Pictured from right to left: Johnmark Oudersluys, Executive Director of CityLink Center, Rev. Noel Julnes-Dehner, Filmaker of ‘The Right Track’, Matt Joyce, Director of Strategic Partnerships for CEO, Grant Doepel, 4/7 Ministries, Felicia Johnson, CityLink Client and Nehemiah Manufacturing Employee, Michael Taylor, Operations Director for Nehemiah Manufacturing
CityLink recently hosted its first CityLink Conversation around the topic of returning citizens and recidivism. A common theme of the discussion revolved around the significant challenges and barriers people face in finding employment. And a lack of employment is often one of the biggest drivers behind recidivism, compromising the potential success for those reentering society.
The discussion was led by experts from local and national community organizations that tackle the issue of recidisvm, second chance employment and other resources geared at supporting one of our most vulnerable populations. Panel members included Michael Taylor, Operations Manager from Nehemiah Manufacturing, Matt Joyce, Director of Strategic Partnerships from Center of Employment Opportunities (CEO), Grant Doepel Co-Founder of 4/7 Ministries, and CityLink and Nehemiah Manufacturing employee, client Felica Johnson.
The audience viewed “The Right Track” a documentary written and produced by Cincinnati native Reverend Noel Julnes – Dehner. Panelists and audience members shared about the effects of incarceration on families, mental health, the cycle of drugs and poverty, and second chance employment opportunities.
Emotions were raw as panel members spoke not only about barriers citizens face when leaving prison, but each recounted their own stories of triumph over early struggles and how they are extending their second chance to others. Johnson spoke of her time in jail and how she felt labeled by society:
“When you come out of those doors you have to start over and if your story is anything like mine where you have burned all your bridges with your family because of the choices you have made and the hurt you put on them and you have nowhere to go, you find yourself back in the same environment that you know because that’s the only way you know how to survive……Everybody who surrounds me now are God fearing people and that’s what got me here today, I know without God I wouldn’t be sitting here today.” – Felicia Johnson
Being judged by his past, Michael Taylor found himself being rejected at every turn.
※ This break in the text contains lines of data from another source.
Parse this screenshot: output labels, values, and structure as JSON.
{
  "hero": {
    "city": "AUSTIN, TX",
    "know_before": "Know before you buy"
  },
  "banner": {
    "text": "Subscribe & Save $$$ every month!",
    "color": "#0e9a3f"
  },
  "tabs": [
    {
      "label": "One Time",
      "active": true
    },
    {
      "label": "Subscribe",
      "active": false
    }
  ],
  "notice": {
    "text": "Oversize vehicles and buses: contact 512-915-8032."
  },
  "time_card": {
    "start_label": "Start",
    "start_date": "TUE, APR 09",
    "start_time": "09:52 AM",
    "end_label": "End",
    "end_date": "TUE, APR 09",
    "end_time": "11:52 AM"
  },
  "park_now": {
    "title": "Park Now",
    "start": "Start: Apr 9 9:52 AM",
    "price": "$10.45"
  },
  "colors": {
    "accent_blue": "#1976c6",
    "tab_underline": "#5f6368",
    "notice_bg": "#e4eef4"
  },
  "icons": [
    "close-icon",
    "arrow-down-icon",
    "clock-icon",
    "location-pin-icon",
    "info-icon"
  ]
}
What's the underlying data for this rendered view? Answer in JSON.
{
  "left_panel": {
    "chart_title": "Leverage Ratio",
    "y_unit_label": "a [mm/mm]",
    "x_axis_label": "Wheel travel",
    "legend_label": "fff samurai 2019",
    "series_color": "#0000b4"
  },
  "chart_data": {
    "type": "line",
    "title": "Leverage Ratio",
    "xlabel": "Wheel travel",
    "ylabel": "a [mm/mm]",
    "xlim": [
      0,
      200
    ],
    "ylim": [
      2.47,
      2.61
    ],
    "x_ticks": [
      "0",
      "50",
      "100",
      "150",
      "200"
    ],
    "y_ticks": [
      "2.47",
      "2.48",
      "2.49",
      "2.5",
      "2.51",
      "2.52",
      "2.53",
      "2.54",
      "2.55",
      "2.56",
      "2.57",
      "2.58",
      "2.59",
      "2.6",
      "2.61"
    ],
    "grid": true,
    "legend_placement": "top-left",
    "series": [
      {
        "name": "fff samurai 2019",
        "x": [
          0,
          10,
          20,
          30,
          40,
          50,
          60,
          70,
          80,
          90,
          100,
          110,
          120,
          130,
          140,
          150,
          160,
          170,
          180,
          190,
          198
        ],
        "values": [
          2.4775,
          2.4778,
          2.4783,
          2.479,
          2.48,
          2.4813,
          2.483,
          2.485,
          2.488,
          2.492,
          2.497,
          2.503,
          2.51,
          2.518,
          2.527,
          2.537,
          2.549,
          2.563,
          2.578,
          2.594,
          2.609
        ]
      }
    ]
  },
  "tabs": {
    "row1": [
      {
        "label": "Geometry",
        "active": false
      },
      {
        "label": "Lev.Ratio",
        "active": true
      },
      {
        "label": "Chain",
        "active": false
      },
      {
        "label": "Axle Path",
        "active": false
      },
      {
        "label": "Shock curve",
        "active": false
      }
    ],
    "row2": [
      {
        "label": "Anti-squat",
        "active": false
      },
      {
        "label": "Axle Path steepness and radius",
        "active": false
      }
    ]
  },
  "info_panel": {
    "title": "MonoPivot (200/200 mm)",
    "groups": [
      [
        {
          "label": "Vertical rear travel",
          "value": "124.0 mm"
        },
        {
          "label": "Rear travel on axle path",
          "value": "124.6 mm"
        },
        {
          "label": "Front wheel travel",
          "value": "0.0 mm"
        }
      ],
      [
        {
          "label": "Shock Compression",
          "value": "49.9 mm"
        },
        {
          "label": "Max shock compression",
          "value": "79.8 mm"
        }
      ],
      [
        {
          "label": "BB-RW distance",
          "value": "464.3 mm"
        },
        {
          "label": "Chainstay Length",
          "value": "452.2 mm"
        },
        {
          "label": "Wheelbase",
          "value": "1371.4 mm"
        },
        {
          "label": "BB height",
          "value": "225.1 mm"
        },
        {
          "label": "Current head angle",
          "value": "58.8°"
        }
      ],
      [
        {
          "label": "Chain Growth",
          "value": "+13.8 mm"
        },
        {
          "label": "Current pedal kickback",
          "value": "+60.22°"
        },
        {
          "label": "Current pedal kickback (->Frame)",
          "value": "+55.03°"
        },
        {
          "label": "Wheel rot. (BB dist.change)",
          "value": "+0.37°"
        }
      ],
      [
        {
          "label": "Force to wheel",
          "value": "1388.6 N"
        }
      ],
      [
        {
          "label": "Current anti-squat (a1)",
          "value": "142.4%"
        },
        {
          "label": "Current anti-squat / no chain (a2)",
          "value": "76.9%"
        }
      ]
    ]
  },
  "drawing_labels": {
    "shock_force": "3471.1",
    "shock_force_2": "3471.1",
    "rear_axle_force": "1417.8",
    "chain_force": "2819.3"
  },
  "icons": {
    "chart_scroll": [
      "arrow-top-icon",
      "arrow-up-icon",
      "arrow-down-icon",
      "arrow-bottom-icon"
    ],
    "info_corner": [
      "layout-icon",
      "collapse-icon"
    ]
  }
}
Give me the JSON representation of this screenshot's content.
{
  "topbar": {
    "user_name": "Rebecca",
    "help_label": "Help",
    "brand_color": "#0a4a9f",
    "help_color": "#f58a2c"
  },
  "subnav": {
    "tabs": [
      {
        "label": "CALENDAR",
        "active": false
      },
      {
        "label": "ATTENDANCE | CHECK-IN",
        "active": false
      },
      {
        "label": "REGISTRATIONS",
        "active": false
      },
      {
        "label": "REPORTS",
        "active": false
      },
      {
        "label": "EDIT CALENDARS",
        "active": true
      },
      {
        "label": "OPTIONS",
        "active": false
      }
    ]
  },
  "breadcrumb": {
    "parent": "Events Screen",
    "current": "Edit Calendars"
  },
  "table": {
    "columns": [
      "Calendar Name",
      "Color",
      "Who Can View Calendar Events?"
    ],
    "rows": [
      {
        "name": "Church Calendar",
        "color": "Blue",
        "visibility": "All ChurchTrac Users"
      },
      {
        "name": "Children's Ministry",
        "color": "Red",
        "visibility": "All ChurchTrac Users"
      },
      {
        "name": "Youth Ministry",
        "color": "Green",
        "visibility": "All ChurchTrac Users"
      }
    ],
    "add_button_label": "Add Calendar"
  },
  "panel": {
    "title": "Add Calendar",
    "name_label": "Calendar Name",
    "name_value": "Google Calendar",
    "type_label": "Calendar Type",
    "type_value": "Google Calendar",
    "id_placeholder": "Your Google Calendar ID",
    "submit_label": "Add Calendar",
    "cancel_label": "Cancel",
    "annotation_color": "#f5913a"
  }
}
With no one willing to give him a chance, Michael’s perseverance and his desire to flourish beyond his mistakes grew with each obstacle:
“There was so many times I was really close to going back to the drugs and the lifestyle because that’s the only place I felt like I belonged because of my past indiscretions, and that’s when I found Nehemiah. I came to Nehemiah, I walked in the door and the owner was standing there and he shook my hand and said welcome. That gave my hope and it changed my life right then and there. I remember telling him that I was going to work hard and not lose my job, I’ll come in and work my butt off and do whatever they ask me too. I would have done anything because I didn’t have to lie, I was comfortable there. Working at Nehemiah I gained 7 promotions and became Operations Manager.” – Michael Taylor
Prisoners often attend church to renew faith, cope with the struggles of prison life, and begin on a positive life altering journey of redemption and forgiveness. When speaking about prison ministries and the need to invent something new to help combat recidivism, Grant Dopel talks of his involvement with other ministries and how he and his wife founded 4/7 Ministries.
“4/7 came to be because we saw a different need, there are many wonderful prison ministries that we have been a part of, and when you see the recidivism rate in this country of 49% half of the people who come out of prison go right back. We got to thinking, there are wonderful organization like ours that do good work on the inside, and other wonderful organization that help on the outside…..how do we bridge that gap? That’s what 4/7 became, let’s bring in people from our communities to meet those folks behind bars. That’s bringing in business owners, pastors, people of faith, people not of faith.” – Grant Doepel
Employment opportunities for citizens exiting prison has long been a both a necessity and struggle within local communities. Both Nehemiah Manufacturing and CEO have invested many resources into not only providing employment for those leaving prison, but also forming communities among their employees, creating the positive structured social relationships lacking behind bars. Matt Joyce speaks about CEO’s program structure and how it’s intended to help people gain long term employment through partnership.
“Our work is centered on transitional employment, we work with cities, states, apartments, Habitat for Humanity, a whole lot of people committed to going to the private sector and saying ‘would you be willing to give us work?’ Anything from doing roadside maintenance, construction, and basic labor. We work with people as they are coming out of prison, ideally within the first couple of weeks of them coming out. Its this idea that when you’re coming out of prison and you have an employer there saying I’ve got a job for you. People are getting paid everyday and it’s something they can take home to their family and know they are contributing. This makes a huge difference.” – Matt Joyce
CityLink is committed to partnerships that allow us to team with these awesome local organizations, with their expertise and our resources can effectively address this critical issue within our community and provide equal opportunity for all. The Center for Employment Opportunities will launch here in Cincinnati on April 14th.